Problem description:
State the count of lines in this material that hold the string "Referrals" and add nothing.

::::::::::

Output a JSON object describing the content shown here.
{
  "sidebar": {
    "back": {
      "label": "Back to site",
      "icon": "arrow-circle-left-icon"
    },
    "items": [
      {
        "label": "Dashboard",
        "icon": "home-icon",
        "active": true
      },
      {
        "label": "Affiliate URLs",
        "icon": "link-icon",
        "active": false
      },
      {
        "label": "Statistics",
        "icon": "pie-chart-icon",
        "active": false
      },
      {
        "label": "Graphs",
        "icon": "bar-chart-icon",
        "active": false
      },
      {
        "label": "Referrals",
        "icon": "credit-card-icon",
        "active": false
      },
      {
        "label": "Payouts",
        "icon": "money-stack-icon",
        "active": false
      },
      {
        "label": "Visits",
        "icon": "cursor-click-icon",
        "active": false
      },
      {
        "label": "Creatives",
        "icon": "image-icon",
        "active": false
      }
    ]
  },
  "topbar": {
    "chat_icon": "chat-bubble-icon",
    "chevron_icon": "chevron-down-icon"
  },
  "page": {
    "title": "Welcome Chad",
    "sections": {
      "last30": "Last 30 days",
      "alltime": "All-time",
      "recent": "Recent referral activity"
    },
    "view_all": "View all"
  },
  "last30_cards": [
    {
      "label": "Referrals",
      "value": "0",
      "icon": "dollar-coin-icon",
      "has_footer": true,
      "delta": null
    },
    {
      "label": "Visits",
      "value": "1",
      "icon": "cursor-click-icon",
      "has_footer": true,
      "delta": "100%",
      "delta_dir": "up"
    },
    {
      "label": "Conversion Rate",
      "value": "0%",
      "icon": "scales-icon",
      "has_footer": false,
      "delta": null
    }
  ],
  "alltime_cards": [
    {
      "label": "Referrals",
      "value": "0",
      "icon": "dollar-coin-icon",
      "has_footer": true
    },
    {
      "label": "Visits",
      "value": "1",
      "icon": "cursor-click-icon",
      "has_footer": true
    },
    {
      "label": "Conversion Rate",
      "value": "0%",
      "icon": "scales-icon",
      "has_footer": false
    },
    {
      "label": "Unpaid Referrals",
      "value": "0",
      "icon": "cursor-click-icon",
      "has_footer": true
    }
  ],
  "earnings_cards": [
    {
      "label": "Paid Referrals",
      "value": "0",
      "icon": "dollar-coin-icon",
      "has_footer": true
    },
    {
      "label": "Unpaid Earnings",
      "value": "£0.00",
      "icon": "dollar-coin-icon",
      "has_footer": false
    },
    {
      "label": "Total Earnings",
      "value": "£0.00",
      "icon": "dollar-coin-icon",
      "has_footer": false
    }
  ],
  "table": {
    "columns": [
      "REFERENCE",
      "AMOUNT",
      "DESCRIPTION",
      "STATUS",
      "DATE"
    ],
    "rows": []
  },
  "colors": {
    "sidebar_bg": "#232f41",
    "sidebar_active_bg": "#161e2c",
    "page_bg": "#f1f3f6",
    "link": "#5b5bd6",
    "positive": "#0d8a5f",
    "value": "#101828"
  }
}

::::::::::

Solution to this problem:
5